TASK GOAL -
Take the line containing "Extract the structured" and every line after it to the end of the data, and write them out exactly as they appear.

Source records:
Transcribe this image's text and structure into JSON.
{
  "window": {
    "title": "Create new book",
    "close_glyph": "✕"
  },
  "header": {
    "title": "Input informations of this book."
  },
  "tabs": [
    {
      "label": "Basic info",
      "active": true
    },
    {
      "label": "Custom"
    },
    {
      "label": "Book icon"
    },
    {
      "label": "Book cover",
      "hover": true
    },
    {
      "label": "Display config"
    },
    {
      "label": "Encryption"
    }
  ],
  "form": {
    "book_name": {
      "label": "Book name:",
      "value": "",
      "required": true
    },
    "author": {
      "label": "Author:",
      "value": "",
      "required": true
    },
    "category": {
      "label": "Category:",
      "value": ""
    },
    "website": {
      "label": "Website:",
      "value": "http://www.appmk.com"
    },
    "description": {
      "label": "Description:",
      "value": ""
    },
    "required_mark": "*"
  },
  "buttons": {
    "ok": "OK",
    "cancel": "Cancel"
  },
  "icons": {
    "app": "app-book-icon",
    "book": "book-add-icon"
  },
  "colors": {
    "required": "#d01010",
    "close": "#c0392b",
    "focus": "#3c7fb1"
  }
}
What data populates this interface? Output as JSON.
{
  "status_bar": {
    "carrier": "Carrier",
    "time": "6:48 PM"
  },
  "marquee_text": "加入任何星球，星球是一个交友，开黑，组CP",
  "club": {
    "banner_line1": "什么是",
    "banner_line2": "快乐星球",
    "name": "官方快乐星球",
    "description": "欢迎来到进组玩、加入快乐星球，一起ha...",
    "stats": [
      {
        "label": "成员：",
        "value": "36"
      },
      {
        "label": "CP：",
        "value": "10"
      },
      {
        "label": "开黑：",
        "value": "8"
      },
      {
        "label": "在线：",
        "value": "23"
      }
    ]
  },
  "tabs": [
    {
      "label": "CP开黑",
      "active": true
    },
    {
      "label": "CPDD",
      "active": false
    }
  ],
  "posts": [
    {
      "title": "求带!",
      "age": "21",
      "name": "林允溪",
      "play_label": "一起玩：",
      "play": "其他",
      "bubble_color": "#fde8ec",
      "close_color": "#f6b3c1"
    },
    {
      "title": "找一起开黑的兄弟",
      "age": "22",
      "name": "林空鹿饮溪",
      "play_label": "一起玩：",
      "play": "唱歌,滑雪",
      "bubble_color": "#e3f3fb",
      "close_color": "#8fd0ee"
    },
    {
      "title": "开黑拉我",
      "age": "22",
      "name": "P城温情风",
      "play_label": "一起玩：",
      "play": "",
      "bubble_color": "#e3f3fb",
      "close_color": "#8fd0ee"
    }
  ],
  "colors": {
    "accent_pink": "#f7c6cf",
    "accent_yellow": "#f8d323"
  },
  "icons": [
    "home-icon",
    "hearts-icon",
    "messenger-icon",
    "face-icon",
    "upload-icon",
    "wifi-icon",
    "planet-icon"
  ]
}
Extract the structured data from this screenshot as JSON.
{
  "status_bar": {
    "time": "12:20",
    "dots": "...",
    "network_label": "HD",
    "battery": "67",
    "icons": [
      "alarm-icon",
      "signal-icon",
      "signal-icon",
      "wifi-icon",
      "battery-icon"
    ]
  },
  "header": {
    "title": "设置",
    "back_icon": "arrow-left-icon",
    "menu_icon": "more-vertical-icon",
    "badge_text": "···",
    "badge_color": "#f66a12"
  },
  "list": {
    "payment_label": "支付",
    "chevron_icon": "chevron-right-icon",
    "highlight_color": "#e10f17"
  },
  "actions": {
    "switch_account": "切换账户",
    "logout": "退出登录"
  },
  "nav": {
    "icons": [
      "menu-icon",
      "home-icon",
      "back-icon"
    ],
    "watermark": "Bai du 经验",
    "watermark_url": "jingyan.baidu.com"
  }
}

ANSWER AREA -
Extract the structured data from this screenshot as JSON.
{
  "status_bar": {
    "time": "12:20",
    "dots": "...",
    "network_label": "HD",
    "battery": "67",
    "icons": [
      "alarm-icon",
      "signal-icon",
      "signal-icon",
      "wifi-icon",
      "battery-icon"
    ]
  },
  "header": {
    "title": "设置",
    "back_icon": "arrow-left-icon",
    "menu_icon": "more-vertical-icon",
    "badge_text": "···",
    "badge_color": "#f66a12"
  },
  "list": {
    "payment_label": "支付",
    "chevron_icon": "chevron-right-icon",
    "highlight_color": "#e10f17"
  },
  "actions": {
    "switch_account": "切换账户",
    "logout": "退出登录"
  },
  "nav": {
    "icons": [
      "menu-icon",
      "home-icon",
      "back-icon"
    ],
    "watermark": "Bai du 经验",
    "watermark_url": "jingyan.baidu.com"
  }
}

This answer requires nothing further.